The U.S. Department of Homeland Security is set to expand detention facilities housing apprehended undocumented immigrant families. Immigrant rights advocates and lawyers have called the DHS decision "controversial" due to existing detention facility conditions.

Based on her previous experience visiting detention facility centers, the Women's Refugee Commission's Migrant Rights and Justice Director Michelle Brané said the detention of families is a "mistake," and it's "difficult to implement in a humane manner."

Many problems they've seen in previous detention facilities still exist at locations like the Artesia detention facility in New Mexico. Of the several detention facilities immigration rights advocates and legal experts visited, children were held in conditions resulting in breakdowns of family relationships, suicidal thoughts and weight loss.

Brané said the current screening procedures are "extremely arbitrary." Instead of being a "transitional process" of being screened or receiving assistance in court, low or no-bond policies are in place instead. In some cases, facilities are in remote areas and legal counsel is difficult to get.

National Immigrant Justice Center's Director of Policy Royce Murray said family detention centers are a source of "much disappointment." She noted most of the recent arrivals come from countries with high rates of domestic violence, and a "vast majority" of women in detention are victims of sexual assault and violence. Murray said the detention facilities in the U.S. may be "re-traumatizing" women and their children.

The NIJC director of policy said the family detention centers are inadequate to meet counseling and medical attention needs. Murray added the only therapeutic service at the Artesia facility was conducted by video teleconferencing such as Skype.

Murray said the detention conditions provide no time for detained families to recover, and the opportunity to speak to counsel is critically important but "quite difficult." Mothers have to be with their children at all times, but it may prevent women from being more open about their issues, thus, it can affect their case to stay in the U.S.

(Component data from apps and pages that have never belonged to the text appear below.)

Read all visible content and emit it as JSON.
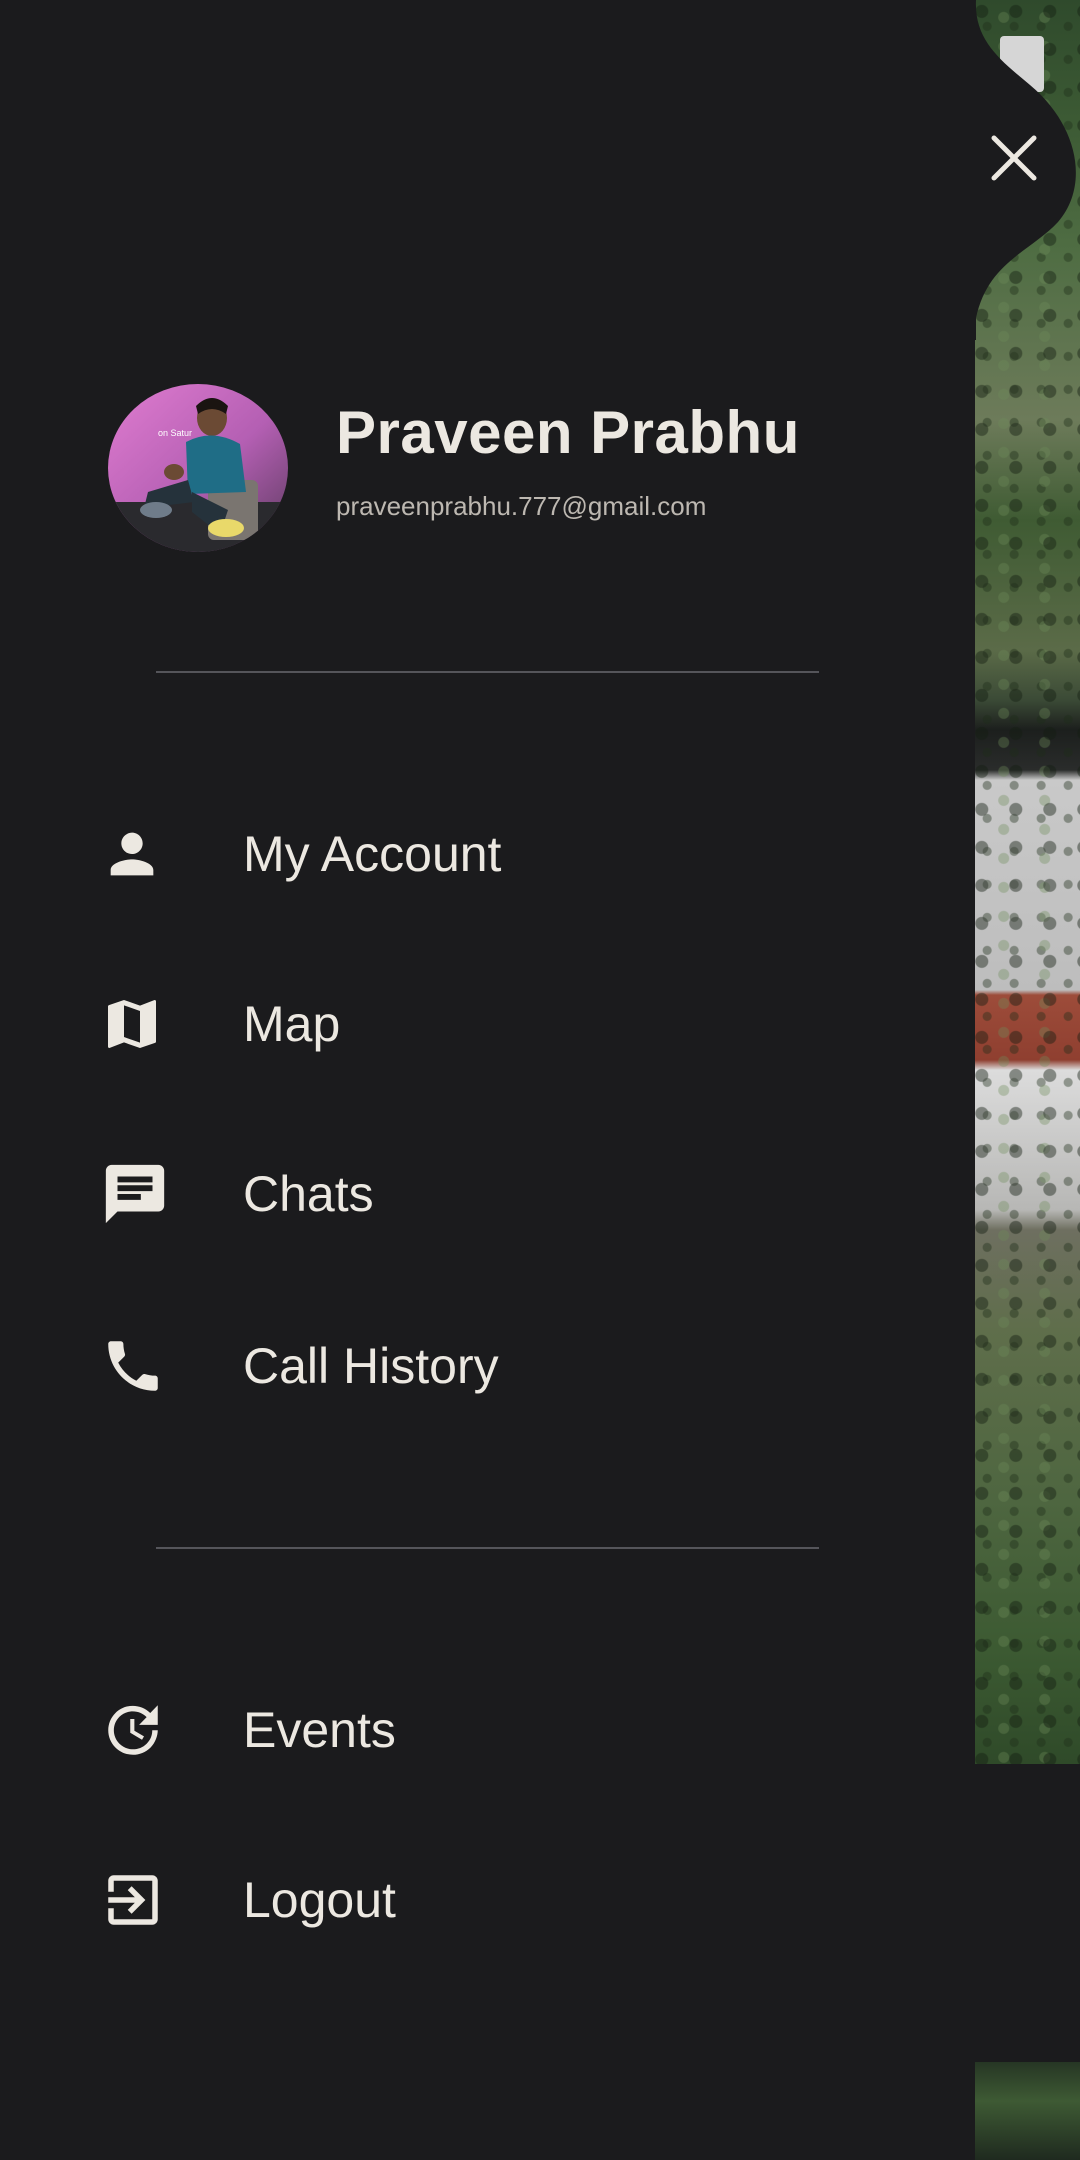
{
  "drawer": {
    "profile": {
      "name": "Praveen Prabhu",
      "email": "praveenprabhu.777@gmail.com"
    },
    "primary_items": [
      {
        "label": "My Account",
        "icon": "person-icon"
      },
      {
        "label": "Map",
        "icon": "map-icon"
      },
      {
        "label": "Chats",
        "icon": "chat-icon"
      },
      {
        "label": "Call History",
        "icon": "phone-icon"
      }
    ],
    "secondary_items": [
      {
        "label": "Events",
        "icon": "history-icon"
      },
      {
        "label": "Logout",
        "icon": "logout-icon"
      }
    ]
  },
  "colors": {
    "drawer_background": "#1b1b1d",
    "text_primary": "#ece8e1",
    "text_secondary": "#bdb8b1",
    "divider": "#55555a"
  }
}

Former president of the American Immigration Lawyers Association Laura Lichter said she was "shocked" and "deeply disturbed" based on the conditions at Artesia even one month after the facility first opened. Lichter noted four of five cases were viable asylum cases, notably due to domestic violence case, but "credible fear" findings have dropped because of pressure from the Obama administration to increase deportation rates.

The actual time between "clocking a case and closing a case" is six and a half days, but the time frame is "unworkable" for detained families to understand their options and access claims for important interviews.

"The government has aggressively pursued a no-bond policy," Lichter said, adding that the same policy has been used for accused terrorists.

The biggest issues, according to Lichter, is that the detained families do not have adequate due process, and it is difficult to win a case unless a lawyer is provided for the undocumented immigrants.

"All I can see is [detained immigrant families] are being treated as political pawns," Lichter said. She added the current government policy "does absolutely nothing to stop future migration flows. ... We are not following our own laws."

According to U.S. Conference of Catholic Bishops' Director of the Office of Migration and Refugee Policy Kevin Appleby, if people undermine the due process of the families in the detention centers, "We are less of a nation."

Brané said detention is expensive and costs higher for families. While specific figures may vary by need and location, Brané said detention costs $160 to $260 per person, per day. For the year, the costs could accumulate to $250 million.